A fluid mouldable suitable material being an elastomer is injected into the mould cavity 12 via an injection port 18. Although positioned at point 18 the injection port may be at other places in the mould 11 as will be apparent to those skilled in the art, and the mould 11 may also be provided with air exit port(s) (not shown) to allow air to exit during the injection. The injection port 18 is located such that the material can flow along the channels 16, through the apertures 9 and into the hollows 13 and the cavities 14. When this moulding operation is complete the mould 11 can be dissembled and the core 15 removed from the internal cavity 8.
The flow of the material as described above produces the body as shown in section in FIG. 4. The material is solidified in the apertures 9, hollows 13, cavities 14 and channels 16, to leave internal residual material along the inner surface of the body cavity 8 and in the apertures 9. The material solidifying in the hollows 13 has formed external bulges 19, and the material solidifying in the cavities 14 has formed larger flat areas 20 of the material. The open end of the body cavity 8 may be closed by a closure 21 which is a tight snap-fit in the open end.
FIGS. 5 and 6 shows a view of a children's toothbrush 22 as made by the process of this invention. The toothbrush 22 has a bulky handle 22A, but as this is hollow, having the body cavity 8 (not shown in FIGS. 5 and 6) it is relatively light. The bulges 19 and larger areas of elastomer 20 form a pattern. The pattern shown in FIG. 5 is purely representative, and the bulges 19 and areas 20 could equally well lie in a pattern and/or be of shapes representing features of an animal character, e.g. pictorial features on a kangaroo character as shown in FIG. 6.
The closure 21 fits flush into the end of the body cavity, but could just as well be shaped into a character's feet, upon which the upright toothbrush 22 can be stood. By provision of further channels 16 and of further apertures 9, hollows 13 and cavities 14 it is easy to form bulges or larger areas on the toothbrush handle 22A and neck 22C if desired, e.g., to provide the head with flexibility by, for example, the presence of elastomer filled grooves and spaces as disclosed in EP 0613636 A, WO 92/17092 or WO 92/17093. The elastomer is that of a contrasting colour to that of the plastic material of which the body 7 is made.

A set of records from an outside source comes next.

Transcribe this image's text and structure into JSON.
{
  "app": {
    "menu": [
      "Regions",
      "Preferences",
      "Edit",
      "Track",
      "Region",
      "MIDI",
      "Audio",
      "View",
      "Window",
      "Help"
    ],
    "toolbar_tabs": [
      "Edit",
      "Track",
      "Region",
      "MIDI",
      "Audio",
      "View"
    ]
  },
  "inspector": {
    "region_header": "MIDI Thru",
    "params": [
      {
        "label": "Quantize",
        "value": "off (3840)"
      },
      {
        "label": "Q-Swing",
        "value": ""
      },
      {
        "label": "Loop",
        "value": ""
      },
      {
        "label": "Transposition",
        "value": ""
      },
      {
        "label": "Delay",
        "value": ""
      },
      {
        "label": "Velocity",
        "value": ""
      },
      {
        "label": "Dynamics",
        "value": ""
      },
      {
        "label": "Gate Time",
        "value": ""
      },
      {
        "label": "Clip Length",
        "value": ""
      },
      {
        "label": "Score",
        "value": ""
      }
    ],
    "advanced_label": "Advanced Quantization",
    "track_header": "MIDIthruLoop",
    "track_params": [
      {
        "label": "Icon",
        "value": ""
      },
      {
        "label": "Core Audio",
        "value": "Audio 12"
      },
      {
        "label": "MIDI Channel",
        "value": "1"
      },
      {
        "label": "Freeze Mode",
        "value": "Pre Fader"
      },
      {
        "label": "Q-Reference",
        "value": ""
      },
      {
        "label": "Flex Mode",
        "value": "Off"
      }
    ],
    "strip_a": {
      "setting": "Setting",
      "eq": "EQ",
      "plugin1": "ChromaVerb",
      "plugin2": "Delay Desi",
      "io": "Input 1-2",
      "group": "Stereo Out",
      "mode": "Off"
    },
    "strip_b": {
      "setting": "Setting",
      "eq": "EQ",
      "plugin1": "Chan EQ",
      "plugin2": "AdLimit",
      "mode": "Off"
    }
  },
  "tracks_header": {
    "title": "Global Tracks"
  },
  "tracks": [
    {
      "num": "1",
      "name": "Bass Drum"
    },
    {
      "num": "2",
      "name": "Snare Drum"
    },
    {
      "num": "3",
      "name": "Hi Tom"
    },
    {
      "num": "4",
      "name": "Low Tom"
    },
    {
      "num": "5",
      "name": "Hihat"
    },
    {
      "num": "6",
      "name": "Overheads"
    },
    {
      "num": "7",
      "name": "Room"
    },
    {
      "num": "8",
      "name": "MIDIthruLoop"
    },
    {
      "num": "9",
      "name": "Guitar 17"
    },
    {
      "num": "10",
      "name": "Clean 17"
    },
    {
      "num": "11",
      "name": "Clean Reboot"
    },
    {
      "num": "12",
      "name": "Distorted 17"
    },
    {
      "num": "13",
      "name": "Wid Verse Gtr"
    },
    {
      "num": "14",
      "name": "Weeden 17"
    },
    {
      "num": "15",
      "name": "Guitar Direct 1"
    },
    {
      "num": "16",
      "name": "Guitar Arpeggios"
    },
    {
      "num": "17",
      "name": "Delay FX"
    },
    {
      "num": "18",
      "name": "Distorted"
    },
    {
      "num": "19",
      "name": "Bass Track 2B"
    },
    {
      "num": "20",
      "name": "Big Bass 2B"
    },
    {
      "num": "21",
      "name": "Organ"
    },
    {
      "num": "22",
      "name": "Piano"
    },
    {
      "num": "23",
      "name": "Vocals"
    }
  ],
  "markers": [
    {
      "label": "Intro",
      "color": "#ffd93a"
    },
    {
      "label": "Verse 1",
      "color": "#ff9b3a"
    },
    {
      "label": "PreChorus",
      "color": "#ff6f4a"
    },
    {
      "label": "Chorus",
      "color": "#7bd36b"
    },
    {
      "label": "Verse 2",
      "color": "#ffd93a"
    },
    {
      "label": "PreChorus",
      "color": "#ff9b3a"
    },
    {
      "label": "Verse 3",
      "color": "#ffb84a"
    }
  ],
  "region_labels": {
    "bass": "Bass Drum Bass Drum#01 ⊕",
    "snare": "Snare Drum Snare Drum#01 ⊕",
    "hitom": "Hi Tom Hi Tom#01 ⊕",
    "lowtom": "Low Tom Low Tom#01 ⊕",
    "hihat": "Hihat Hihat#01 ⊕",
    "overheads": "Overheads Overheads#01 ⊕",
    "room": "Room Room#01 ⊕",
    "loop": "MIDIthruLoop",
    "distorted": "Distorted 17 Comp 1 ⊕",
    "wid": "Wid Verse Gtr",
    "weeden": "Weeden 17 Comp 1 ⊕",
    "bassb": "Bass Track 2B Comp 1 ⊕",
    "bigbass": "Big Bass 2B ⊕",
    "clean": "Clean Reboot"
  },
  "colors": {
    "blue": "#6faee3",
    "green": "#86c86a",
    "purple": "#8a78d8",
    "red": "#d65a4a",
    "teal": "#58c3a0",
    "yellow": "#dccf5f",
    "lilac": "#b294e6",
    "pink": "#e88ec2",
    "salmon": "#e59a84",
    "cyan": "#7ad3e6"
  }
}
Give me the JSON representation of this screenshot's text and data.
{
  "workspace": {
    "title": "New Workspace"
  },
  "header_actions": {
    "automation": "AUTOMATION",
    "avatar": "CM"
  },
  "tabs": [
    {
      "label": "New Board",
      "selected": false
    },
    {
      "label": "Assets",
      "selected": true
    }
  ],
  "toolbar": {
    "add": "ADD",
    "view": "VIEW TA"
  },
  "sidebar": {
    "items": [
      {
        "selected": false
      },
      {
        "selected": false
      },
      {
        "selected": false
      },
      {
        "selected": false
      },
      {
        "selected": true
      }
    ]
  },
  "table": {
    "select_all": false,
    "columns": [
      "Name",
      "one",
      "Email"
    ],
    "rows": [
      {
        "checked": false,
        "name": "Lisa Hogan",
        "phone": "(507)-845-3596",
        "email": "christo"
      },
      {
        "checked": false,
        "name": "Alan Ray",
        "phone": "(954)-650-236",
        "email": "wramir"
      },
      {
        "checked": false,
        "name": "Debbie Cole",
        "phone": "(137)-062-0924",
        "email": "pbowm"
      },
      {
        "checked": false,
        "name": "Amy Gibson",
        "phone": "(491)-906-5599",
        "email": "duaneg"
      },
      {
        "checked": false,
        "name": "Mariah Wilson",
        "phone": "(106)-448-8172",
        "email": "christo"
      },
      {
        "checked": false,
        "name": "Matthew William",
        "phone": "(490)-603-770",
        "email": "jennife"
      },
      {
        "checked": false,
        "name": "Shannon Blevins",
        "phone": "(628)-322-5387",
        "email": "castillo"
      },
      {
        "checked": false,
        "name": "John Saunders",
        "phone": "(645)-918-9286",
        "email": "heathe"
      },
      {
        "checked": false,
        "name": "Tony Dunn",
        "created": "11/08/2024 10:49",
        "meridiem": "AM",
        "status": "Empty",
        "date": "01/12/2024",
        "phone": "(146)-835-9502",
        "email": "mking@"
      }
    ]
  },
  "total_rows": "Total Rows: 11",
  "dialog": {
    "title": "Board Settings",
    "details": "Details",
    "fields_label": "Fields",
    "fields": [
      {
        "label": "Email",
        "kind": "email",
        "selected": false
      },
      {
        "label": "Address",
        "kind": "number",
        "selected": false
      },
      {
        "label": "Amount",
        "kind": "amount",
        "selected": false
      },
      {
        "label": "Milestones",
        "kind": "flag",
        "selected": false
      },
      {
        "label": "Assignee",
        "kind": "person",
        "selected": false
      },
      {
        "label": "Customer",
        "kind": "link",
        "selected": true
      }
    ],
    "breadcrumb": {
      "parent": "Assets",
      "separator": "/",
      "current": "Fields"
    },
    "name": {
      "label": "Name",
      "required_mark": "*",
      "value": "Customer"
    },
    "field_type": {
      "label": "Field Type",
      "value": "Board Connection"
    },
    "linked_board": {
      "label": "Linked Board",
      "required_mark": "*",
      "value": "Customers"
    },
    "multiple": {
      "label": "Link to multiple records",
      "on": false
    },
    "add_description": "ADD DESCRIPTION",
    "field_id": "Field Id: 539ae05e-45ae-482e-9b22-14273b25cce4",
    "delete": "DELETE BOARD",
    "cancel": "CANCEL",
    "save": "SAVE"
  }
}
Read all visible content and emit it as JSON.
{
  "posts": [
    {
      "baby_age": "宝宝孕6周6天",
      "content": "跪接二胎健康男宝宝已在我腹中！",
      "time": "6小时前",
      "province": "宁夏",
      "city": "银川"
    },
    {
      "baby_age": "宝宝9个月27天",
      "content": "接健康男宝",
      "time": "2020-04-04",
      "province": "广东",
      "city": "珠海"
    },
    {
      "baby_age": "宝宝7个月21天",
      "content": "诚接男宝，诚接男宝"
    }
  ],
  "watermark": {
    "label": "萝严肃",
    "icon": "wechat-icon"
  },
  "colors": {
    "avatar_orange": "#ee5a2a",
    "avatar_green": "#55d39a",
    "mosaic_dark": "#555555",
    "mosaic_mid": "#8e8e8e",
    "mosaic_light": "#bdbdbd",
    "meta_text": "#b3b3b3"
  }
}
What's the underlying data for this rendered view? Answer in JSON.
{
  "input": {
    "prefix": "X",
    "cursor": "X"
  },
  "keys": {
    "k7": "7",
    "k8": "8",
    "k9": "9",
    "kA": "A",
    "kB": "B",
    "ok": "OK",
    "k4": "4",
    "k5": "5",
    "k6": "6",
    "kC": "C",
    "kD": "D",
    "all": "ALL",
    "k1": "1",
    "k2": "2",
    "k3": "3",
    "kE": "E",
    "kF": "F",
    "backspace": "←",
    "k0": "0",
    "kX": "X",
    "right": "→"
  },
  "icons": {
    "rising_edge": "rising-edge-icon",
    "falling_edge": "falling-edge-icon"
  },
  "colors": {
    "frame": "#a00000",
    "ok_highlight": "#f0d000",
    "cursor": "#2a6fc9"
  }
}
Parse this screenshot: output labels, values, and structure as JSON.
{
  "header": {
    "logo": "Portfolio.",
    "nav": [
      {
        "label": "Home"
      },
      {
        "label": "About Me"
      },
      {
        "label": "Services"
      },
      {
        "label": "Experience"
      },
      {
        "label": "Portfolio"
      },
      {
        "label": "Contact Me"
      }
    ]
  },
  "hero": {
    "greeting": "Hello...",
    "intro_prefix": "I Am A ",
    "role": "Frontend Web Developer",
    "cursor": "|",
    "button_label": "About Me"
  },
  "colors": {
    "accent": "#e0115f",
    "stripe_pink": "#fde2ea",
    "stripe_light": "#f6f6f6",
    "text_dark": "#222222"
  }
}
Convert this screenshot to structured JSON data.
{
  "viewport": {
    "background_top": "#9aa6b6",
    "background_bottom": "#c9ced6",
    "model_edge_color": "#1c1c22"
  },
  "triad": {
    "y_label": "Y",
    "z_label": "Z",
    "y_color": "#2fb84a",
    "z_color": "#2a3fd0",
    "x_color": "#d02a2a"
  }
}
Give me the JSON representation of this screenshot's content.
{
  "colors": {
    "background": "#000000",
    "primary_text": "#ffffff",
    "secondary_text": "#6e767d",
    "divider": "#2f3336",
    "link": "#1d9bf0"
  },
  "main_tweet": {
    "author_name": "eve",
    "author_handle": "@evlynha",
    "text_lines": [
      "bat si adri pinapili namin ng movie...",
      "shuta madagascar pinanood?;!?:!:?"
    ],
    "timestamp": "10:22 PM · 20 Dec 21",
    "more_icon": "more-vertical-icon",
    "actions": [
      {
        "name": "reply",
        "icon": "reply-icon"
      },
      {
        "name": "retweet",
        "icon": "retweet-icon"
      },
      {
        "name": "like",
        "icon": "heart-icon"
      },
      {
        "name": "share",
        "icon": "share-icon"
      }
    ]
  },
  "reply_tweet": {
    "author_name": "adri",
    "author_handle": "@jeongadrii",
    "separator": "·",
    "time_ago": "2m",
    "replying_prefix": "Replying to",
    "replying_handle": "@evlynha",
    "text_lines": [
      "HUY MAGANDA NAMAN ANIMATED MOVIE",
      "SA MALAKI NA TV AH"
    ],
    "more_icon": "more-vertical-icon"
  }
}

It is seen that separate areas of elastomeric material are visible on the outer surface of the handle 22A without moulding channels visible between them in the outer surface of the handle 22A. Also the multiple areas of elastomer are injected with a single injection port. Also the toothbrush handle 22A is bulky, yet is hollow, thereby being light in weight and using less plastic resources.